* Records for this task *
============================================================
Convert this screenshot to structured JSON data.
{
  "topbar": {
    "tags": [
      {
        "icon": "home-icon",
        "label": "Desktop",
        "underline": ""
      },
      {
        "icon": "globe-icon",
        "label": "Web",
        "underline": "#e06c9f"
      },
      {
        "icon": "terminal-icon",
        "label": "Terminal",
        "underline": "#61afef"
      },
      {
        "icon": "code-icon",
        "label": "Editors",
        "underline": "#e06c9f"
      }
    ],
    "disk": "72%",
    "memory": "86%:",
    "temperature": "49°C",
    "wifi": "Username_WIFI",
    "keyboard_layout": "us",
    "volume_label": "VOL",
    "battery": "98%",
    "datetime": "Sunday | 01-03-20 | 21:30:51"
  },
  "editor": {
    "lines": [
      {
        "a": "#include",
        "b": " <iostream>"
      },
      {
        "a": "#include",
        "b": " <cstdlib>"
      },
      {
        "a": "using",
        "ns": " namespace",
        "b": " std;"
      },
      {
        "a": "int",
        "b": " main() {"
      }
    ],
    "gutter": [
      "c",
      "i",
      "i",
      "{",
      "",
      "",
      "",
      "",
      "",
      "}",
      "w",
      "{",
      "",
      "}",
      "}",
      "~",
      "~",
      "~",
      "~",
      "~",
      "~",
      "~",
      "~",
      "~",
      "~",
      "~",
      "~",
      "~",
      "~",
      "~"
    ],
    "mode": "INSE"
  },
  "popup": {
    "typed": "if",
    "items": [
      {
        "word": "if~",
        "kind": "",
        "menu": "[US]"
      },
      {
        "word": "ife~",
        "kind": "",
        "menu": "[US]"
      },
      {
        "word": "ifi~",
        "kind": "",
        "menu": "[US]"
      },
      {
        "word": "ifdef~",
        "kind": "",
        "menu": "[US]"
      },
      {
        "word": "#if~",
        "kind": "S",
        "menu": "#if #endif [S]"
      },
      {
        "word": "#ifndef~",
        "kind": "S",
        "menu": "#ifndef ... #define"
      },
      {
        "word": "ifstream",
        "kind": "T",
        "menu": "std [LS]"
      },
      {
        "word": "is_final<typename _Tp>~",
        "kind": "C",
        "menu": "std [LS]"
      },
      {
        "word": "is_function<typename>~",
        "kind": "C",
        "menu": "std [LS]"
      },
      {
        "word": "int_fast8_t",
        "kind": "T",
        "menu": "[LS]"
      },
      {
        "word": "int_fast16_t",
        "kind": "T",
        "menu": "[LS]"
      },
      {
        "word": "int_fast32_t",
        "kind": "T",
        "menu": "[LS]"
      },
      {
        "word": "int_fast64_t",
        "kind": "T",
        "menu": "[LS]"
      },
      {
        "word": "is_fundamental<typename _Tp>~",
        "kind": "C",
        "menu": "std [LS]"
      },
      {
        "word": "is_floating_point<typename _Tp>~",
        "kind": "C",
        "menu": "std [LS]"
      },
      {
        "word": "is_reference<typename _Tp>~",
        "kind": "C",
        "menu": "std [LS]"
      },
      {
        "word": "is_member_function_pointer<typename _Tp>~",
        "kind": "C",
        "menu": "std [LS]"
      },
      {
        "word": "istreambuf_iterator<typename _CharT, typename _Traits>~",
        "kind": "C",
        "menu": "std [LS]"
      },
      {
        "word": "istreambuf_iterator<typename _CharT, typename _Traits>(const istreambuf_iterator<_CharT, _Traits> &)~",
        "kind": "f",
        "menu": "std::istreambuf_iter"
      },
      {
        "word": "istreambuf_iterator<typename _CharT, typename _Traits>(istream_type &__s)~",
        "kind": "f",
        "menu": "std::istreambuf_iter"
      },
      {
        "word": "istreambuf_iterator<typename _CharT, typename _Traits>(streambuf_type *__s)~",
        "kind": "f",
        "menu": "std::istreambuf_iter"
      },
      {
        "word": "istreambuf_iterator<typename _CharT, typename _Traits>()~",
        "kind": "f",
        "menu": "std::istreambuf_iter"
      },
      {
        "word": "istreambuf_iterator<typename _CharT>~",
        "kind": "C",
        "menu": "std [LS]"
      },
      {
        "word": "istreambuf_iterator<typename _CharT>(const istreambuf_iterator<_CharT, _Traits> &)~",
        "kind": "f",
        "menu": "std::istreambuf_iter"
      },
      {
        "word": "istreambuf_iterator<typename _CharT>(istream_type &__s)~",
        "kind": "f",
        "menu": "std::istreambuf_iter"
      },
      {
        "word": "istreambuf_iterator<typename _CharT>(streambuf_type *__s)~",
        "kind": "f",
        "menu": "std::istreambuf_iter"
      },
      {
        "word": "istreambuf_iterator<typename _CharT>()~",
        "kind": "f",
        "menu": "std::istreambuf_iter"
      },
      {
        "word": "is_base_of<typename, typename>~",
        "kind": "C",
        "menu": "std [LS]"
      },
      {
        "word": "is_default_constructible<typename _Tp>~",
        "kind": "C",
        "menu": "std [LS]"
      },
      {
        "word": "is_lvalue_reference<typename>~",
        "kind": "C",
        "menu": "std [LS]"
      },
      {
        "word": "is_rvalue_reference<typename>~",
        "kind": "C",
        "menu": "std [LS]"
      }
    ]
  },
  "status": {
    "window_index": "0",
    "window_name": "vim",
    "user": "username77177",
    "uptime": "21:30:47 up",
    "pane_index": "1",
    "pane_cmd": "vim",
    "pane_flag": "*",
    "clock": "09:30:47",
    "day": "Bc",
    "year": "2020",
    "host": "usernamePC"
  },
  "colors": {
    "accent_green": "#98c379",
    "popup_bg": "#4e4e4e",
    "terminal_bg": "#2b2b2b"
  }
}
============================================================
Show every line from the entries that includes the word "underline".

        "underline": ""
        "underline": "#e06c9f"
        "underline": "#61afef"
        "underline": "#e06c9f"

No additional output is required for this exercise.